REQUIRED ACTION -
In the entries below, work out how many lines include "username", and write only that number.

PROVIDED RECORDS -
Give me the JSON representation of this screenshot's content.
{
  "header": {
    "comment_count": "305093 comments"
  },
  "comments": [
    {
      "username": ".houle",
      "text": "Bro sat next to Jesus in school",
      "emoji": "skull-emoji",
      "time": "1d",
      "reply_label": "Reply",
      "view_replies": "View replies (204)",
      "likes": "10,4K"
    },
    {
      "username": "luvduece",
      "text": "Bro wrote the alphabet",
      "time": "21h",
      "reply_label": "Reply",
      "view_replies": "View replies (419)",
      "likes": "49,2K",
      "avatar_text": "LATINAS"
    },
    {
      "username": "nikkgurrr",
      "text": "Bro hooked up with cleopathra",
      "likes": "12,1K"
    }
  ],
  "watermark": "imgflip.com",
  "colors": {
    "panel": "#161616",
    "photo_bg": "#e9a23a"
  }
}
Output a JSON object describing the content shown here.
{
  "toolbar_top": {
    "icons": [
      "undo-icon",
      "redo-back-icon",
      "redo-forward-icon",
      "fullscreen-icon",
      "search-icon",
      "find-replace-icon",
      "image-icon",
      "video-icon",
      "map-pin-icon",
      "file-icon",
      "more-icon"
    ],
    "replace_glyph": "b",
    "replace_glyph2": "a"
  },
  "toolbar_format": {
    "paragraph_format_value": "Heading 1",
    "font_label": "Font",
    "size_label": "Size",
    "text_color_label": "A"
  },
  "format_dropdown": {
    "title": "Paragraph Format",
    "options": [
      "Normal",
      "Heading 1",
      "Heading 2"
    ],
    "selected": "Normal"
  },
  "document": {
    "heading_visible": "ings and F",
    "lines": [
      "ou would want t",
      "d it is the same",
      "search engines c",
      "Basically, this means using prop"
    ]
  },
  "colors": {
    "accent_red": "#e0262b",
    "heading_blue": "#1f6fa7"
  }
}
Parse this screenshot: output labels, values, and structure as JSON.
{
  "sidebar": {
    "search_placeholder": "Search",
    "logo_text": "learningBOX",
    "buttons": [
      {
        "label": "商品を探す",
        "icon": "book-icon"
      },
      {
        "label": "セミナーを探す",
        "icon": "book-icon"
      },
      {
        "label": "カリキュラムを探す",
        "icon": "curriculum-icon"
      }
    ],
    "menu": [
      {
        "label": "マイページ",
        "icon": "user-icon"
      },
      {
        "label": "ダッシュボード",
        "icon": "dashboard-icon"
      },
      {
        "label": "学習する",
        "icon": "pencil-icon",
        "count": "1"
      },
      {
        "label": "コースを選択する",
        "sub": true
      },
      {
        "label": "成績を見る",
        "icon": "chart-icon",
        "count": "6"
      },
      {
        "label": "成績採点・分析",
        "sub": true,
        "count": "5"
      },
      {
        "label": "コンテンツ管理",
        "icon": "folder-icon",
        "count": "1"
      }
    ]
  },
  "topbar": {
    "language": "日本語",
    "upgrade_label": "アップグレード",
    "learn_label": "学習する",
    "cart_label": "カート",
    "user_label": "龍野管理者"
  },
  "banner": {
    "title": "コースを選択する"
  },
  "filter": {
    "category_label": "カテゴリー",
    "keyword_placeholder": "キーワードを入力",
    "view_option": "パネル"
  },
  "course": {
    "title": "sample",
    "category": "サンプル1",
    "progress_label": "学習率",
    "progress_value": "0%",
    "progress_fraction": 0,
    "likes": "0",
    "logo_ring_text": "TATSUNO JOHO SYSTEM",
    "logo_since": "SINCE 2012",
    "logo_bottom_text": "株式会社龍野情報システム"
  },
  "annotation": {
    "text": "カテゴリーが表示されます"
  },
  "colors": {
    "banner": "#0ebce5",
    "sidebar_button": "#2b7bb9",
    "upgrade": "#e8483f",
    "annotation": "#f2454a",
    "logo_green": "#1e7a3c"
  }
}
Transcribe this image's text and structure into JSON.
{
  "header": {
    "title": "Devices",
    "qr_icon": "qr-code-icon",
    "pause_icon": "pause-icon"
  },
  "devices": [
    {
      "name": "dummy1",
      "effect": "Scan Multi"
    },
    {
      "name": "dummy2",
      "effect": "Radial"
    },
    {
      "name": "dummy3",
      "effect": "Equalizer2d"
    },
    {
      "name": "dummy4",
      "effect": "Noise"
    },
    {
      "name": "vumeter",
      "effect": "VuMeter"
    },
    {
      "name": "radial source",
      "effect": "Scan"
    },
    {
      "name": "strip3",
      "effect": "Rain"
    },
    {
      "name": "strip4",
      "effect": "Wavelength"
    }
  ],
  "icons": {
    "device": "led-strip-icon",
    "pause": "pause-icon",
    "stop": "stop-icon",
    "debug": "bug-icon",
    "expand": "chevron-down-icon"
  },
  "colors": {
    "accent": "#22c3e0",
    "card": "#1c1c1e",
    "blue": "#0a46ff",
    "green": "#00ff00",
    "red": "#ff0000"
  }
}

ANSWER TO THIS PROBLEM -
3